Saturday, 25 June 2016

A Gothic Catholic Referendum Reflection

Although Sir Charles Barry is credited as the architect of the Houses of Parliament many of its most recogniseable features both inside and out were designed by Pugin 

This week on the day before the EU referendum I went to Ramsgate to visit the shrine of St Augustine and the house of its designer and builder Augustus Welby Pugin.

Pugin was the incredibly influential architect and designer who was almost single-handedly responsible for the Gothic revival in Britain and of its great masterpieces such as the Houses of Parliament and countless houses, churches and cathedrals.

Pugin himself was half French but was baptized in the Anglican church. He lived at a time when Catholics were discriminated against and still viewed as suspicious agents of a foreign power, nevertheless in 1835 he converted to Catholicism at the age of 20.
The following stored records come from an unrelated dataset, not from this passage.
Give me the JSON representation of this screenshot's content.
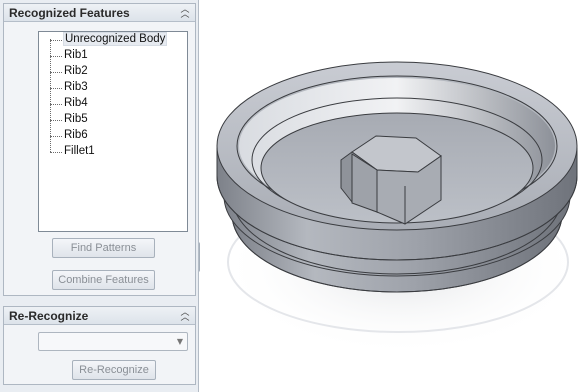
{
  "recognized_features": {
    "title": "Recognized Features",
    "items": [
      {
        "label": "Unrecognized Body"
      },
      {
        "label": "Rib1"
      },
      {
        "label": "Rib2"
      },
      {
        "label": "Rib3"
      },
      {
        "label": "Rib4"
      },
      {
        "label": "Rib5"
      },
      {
        "label": "Rib6"
      },
      {
        "label": "Fillet1"
      }
    ],
    "find_patterns_label": "Find Patterns",
    "combine_features_label": "Combine Features"
  },
  "re_recognize": {
    "title": "Re-Recognize",
    "dropdown_value": "",
    "button_label": "Re-Recognize"
  },
  "icons": {
    "collapse": "double-chevron-up-icon",
    "splitter": "splitter-arrows-icon",
    "dropdown": "chevron-down-icon"
  }
}
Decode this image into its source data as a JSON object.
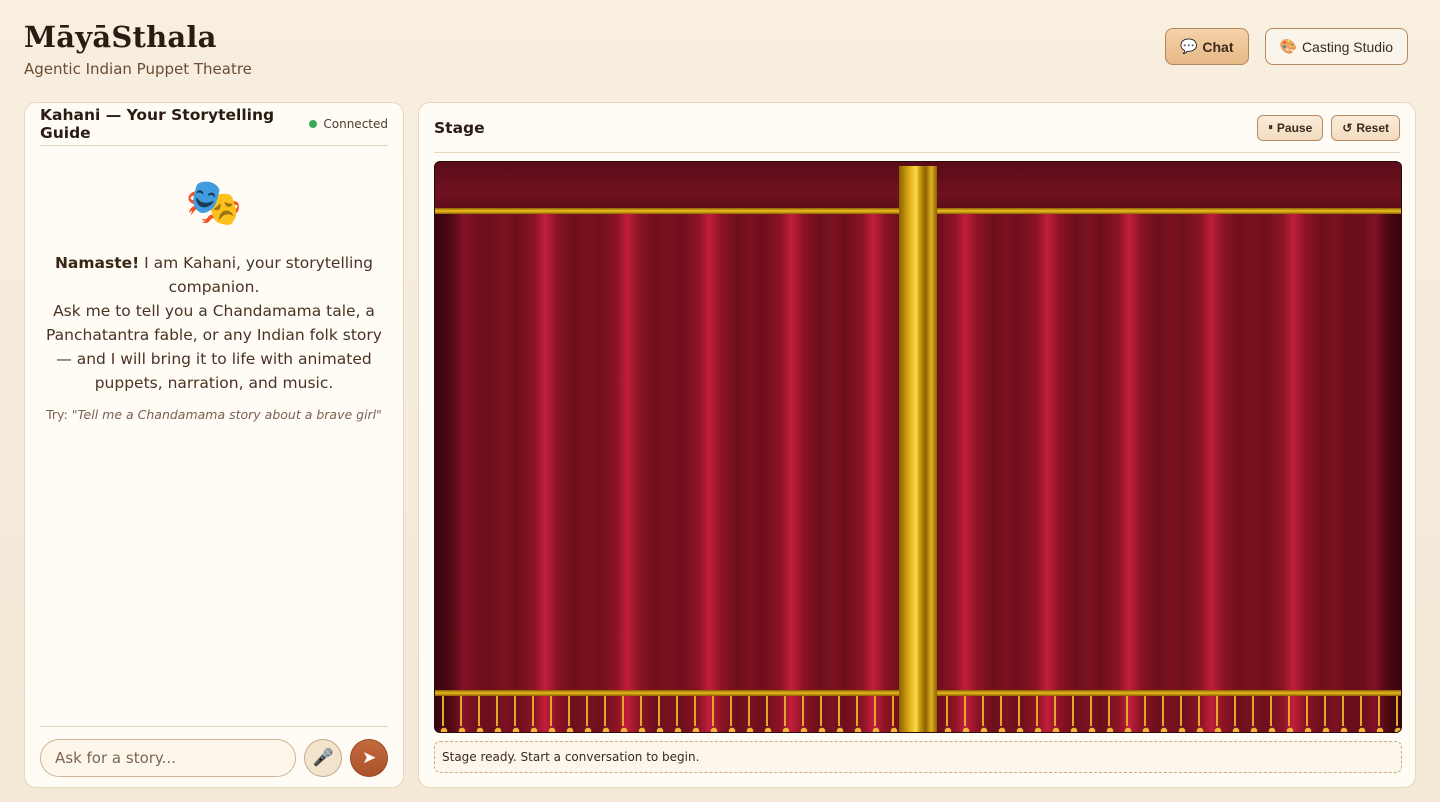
{
  "app": {
    "title": "MāyāSthala",
    "subtitle": "Agentic Indian Puppet Theatre"
  },
  "nav": {
    "chat_label": "Chat",
    "chat_icon": "💬",
    "casting_label": "Casting Studio",
    "casting_icon": "🎨"
  },
  "chat": {
    "title": "Kahani — Your Storytelling Guide",
    "status": "Connected",
    "status_color": "#3aa856",
    "welcome_icon": "🎭",
    "greeting_bold": "Namaste!",
    "greeting_rest": " I am Kahani, your storytelling companion.",
    "message": "Ask me to tell you a Chandamama tale, a Panchatantra fable, or any Indian folk story — and I will bring it to life with animated puppets, narration, and music.",
    "try_label": "Try: ",
    "try_example": "\"Tell me a Chandamama story about a brave girl\"",
    "input_placeholder": "Ask for a story...",
    "mic_icon": "🎤",
    "send_icon": "➤"
  },
  "stage": {
    "title": "Stage",
    "pause_label": "Pause",
    "pause_icon": "⏸",
    "reset_label": "Reset",
    "reset_icon": "↺",
    "status": "Stage ready. Start a conversation to begin."
  },
  "colors": {
    "accent": "#c46a3c",
    "curtain": "#8c1424",
    "gold": "#f0c020"
  }
}
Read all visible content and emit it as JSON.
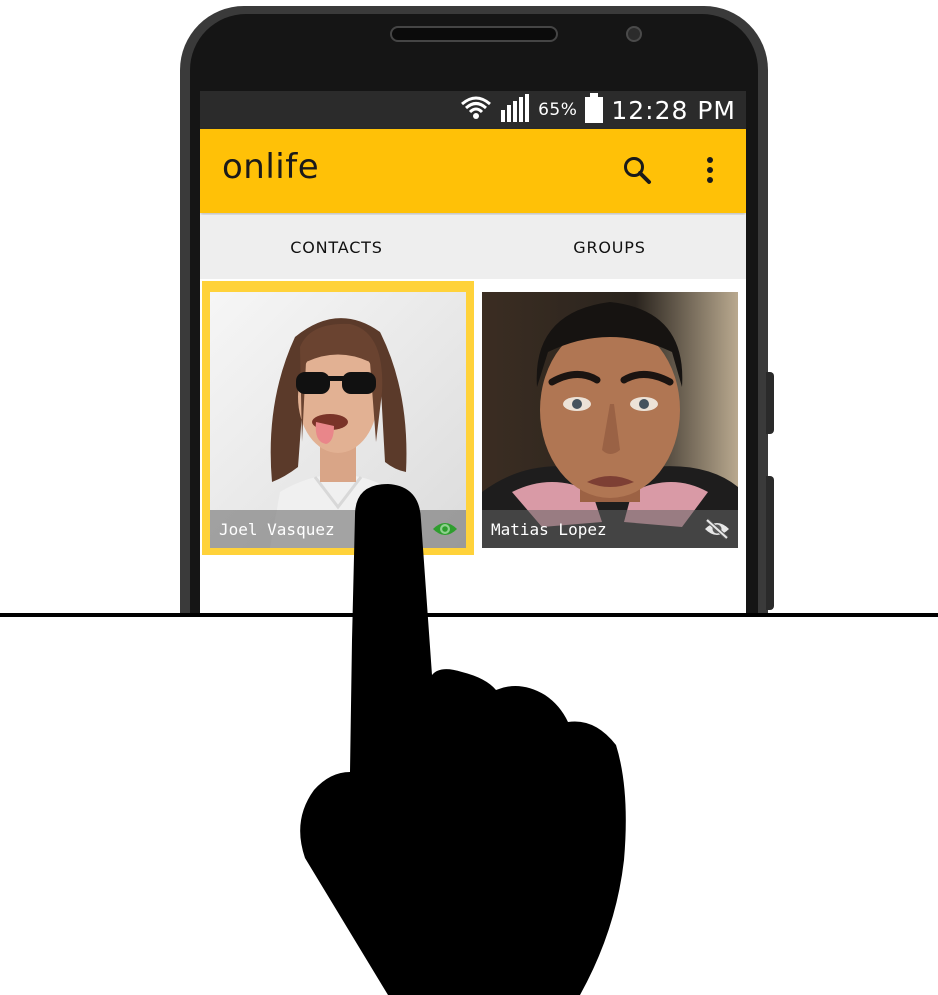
{
  "status_bar": {
    "battery_percent": "65%",
    "time": "12:28 PM",
    "icons": [
      "wifi-icon",
      "signal-icon",
      "battery-icon"
    ]
  },
  "app_bar": {
    "title": "onlife",
    "icons": [
      "search-icon",
      "overflow-menu-icon"
    ],
    "color": "#ffc107"
  },
  "tabs": [
    {
      "label": "CONTACTS"
    },
    {
      "label": "GROUPS"
    }
  ],
  "contacts": [
    {
      "name": "Joel Vasquez",
      "visibility": "visible",
      "selected": true,
      "eye_color": "#2e9e2e"
    },
    {
      "name": "Matias Lopez",
      "visibility": "hidden",
      "selected": false,
      "eye_color": "#e8e8e8"
    }
  ],
  "colors": {
    "accent": "#ffc107",
    "selection": "#ffd23a"
  }
}
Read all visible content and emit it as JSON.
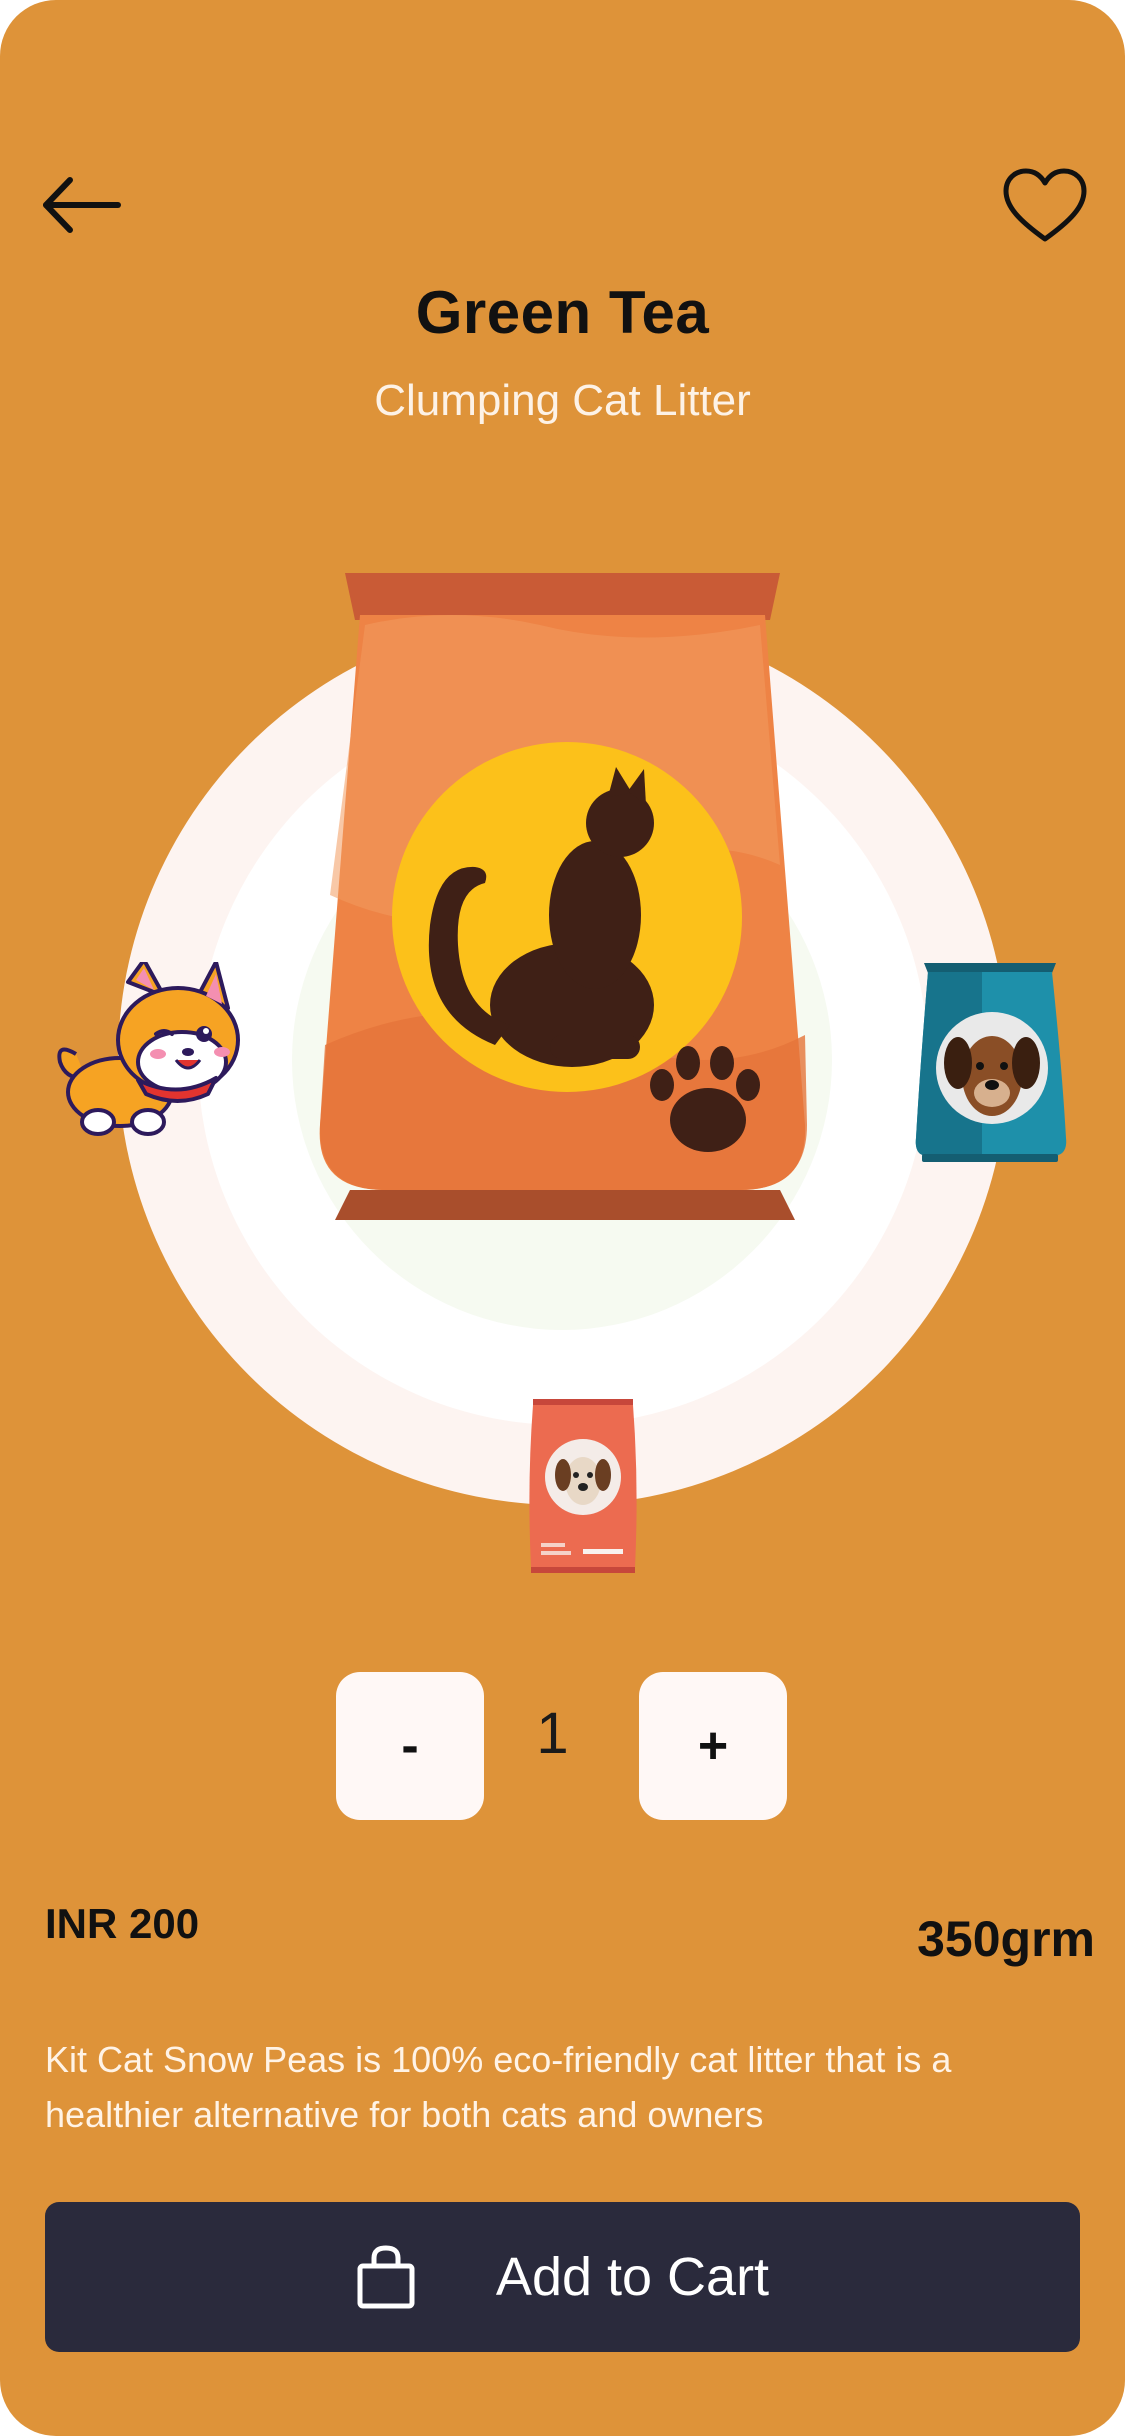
{
  "header": {
    "back_icon": "arrow-left-icon",
    "favorite_icon": "heart-outline-icon"
  },
  "product": {
    "title": "Green Tea",
    "subtitle": "Clumping Cat Litter",
    "price": "INR 200",
    "weight": "350grm",
    "description": "Kit Cat Snow Peas is 100% eco-friendly cat litter that is a healthier alternative for both cats and owners"
  },
  "quantity": {
    "minus_label": "-",
    "value": "1",
    "plus_label": "+"
  },
  "cart": {
    "label": "Add to Cart",
    "icon": "shopping-bag-icon"
  },
  "colors": {
    "background": "#DE9339",
    "button_dark": "#2A2A3C",
    "bag_orange": "#EE8345",
    "cat_circle": "#FCC11A",
    "teal_bag": "#1E90AA"
  }
}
From that moment on, through his work as an architect he dedicated his life to re-connecting England with its medieval Catholic past, a time he saw as more moral and beautiful and vibrant. He was a contemporary of Cardinal Newman and they fell out quite seriously over a question of architectural styles which reflected a deeper difference of approach.

Newman who also famously converted to Catholicism, went to Rome and returned enthused by the Oratorian spirituality of St Philip Neri. He founded an Oratory in Birmingham and soon after another was founded in London. These were built and decorated in a beautiful Italian baroque style and still today when you go into the Brompton Oratory it feels like entering a thoroughly continental  Church.

The baroque style of the Brompton Oratory, London

Pugin felt that Newman was reinforcing the prejudice that many people in England had, that Catholicism was somehow foreign, a Roman mission here in England, celebrated in a foreign language in foreign-looking buildings. Pugin on the other hand believed strongly that Catholicism was as English as Fish and Chips and that if we really wanted the conversion of England, people had to rediscover that peculiarly British expression of their historic Catholic faith - the medieval Catholic Gothic style and soaring pointed arches of cathedrals such as Durham and Lincoln, the colour, beauty and chivalry of Catholic medieval England. They had to discover that when England had applied its own singular genius to the faith, it had gone through its best, most vibrant, joyous and moral times.

Pugin's gem, the Church of St Giles in Cheadle, Staffordshire

History has proved Pugin partially right. His ideas have had a huge effect on Churches and buildings everywhere in Britain. Even on domestic architecture, and as I sit in my flat in a converted Edwardian house with its medieval style bay window and steeply pitched roof I am living with Pugin’s influence. However, his dream that the Gothic revival would lead to the conversion of England is yet to be fulfilled (although I’m sure he would have loved the Ordinariate).

The Grange, Ramsgate, where Pugin lived with his last wife and eight children

Pugin was deeply connected to his Catholic, universal faith and yet had the confidence to love and develop a very particular English expression of it.

There was of course no ‘Catholic’ way to vote in the referendum as the EU (no matter what you think of it) is certainly not an intrinsic evil like abortion so it is left to Catholics to make their own prudential judgment on what is the best course of action for the common good.  Going into a Pugin Church and seeing what can happen when the English genius is allowed to thrive encouraged me to hope that when a country is in control of its own destiny and able to apply its own solutions, then the most vibrant, joyous and moral times may yet be ahead.



  1. Very interesting article. On the point of how to decide how to vote, there certainly was no 'Catholic'way to vote, however.. could Catholics over the country have engaged in an exercise of prioritising the good and evil? If so, how?